* **Exercise instructions**: Examine the material below. Gather every line in which the string "远程连接" appears.

:::::

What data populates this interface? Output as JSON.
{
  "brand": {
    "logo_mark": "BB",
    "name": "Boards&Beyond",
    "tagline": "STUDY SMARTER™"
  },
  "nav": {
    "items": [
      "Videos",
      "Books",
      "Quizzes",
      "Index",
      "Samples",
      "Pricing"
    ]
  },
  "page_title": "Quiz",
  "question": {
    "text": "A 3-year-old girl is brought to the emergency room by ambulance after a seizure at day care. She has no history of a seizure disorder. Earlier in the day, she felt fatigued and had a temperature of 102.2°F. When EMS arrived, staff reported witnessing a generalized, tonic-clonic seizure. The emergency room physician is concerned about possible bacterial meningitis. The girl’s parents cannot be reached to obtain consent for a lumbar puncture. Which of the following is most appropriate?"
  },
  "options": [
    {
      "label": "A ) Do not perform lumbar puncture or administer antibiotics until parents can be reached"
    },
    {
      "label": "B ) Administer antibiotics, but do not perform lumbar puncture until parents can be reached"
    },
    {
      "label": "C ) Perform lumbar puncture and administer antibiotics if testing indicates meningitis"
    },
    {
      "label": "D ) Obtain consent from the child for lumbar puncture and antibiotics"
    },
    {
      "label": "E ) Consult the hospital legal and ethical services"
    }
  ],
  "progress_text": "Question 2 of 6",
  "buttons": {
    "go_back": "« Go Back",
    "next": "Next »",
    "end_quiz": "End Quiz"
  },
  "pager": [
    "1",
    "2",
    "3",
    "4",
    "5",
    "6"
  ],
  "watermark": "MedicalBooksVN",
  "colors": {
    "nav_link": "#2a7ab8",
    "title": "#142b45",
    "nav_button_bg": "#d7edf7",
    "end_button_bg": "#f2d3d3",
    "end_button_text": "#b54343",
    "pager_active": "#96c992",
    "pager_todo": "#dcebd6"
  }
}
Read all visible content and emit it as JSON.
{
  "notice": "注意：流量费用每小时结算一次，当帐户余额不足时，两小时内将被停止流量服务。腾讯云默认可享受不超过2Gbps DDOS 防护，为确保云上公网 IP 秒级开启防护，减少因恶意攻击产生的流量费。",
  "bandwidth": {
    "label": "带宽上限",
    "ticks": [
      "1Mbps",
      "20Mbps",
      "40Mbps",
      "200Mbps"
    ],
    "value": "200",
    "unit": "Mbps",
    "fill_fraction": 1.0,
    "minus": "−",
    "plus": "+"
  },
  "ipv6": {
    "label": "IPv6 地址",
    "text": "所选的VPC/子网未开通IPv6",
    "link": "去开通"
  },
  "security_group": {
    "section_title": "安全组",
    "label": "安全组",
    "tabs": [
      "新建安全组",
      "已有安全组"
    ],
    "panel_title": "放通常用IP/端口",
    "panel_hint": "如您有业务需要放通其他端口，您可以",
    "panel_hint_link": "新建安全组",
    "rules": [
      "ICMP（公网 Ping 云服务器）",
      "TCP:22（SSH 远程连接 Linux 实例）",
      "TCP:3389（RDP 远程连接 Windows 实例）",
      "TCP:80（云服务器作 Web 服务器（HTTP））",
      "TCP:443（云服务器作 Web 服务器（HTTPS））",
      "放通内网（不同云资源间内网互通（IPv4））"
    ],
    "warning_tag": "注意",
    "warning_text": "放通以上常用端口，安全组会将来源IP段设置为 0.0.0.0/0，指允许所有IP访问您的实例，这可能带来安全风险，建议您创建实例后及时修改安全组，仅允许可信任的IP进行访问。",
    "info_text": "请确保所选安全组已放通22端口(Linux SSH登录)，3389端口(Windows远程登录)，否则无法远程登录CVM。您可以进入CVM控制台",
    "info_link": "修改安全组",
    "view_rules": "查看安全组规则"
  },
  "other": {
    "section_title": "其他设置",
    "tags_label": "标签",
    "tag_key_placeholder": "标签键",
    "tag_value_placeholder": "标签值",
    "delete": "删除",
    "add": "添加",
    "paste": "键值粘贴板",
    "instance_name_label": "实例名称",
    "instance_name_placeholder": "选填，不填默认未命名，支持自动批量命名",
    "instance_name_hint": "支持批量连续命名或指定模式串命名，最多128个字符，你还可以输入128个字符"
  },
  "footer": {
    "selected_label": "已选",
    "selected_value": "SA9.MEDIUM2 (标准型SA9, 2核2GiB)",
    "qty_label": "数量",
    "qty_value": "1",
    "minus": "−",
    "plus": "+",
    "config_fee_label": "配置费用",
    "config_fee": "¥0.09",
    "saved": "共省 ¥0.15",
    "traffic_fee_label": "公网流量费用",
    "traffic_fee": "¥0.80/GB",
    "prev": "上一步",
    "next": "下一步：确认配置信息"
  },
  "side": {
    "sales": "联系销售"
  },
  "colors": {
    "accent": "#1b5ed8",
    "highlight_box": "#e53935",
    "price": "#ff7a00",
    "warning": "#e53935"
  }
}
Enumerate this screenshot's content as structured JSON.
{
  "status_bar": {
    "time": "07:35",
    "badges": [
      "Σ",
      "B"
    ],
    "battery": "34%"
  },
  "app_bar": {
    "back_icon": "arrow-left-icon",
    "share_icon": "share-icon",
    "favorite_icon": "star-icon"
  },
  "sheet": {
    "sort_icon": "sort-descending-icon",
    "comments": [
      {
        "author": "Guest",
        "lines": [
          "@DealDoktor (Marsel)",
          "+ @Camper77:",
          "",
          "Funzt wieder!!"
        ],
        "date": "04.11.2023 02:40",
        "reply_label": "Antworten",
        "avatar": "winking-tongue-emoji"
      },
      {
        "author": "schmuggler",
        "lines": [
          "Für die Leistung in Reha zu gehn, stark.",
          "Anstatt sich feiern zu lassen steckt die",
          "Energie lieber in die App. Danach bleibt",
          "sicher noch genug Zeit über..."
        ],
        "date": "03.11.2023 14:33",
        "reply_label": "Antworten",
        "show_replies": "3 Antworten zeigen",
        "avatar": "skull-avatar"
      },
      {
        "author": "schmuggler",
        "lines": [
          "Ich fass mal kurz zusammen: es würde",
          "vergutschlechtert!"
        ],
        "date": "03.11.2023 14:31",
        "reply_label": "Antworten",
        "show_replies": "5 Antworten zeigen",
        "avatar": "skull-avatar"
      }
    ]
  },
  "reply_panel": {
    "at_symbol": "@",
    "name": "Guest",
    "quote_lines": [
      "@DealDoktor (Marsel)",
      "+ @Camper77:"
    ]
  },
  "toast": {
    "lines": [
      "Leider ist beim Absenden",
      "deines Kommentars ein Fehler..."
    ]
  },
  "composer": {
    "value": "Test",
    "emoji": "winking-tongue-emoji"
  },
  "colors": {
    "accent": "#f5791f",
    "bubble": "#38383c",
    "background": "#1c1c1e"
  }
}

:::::

* **Solution to this task**:
      "TCP:22（SSH 远程连接 Linux 实例）",
      "TCP:3389（RDP 远程连接 Windows 实例）",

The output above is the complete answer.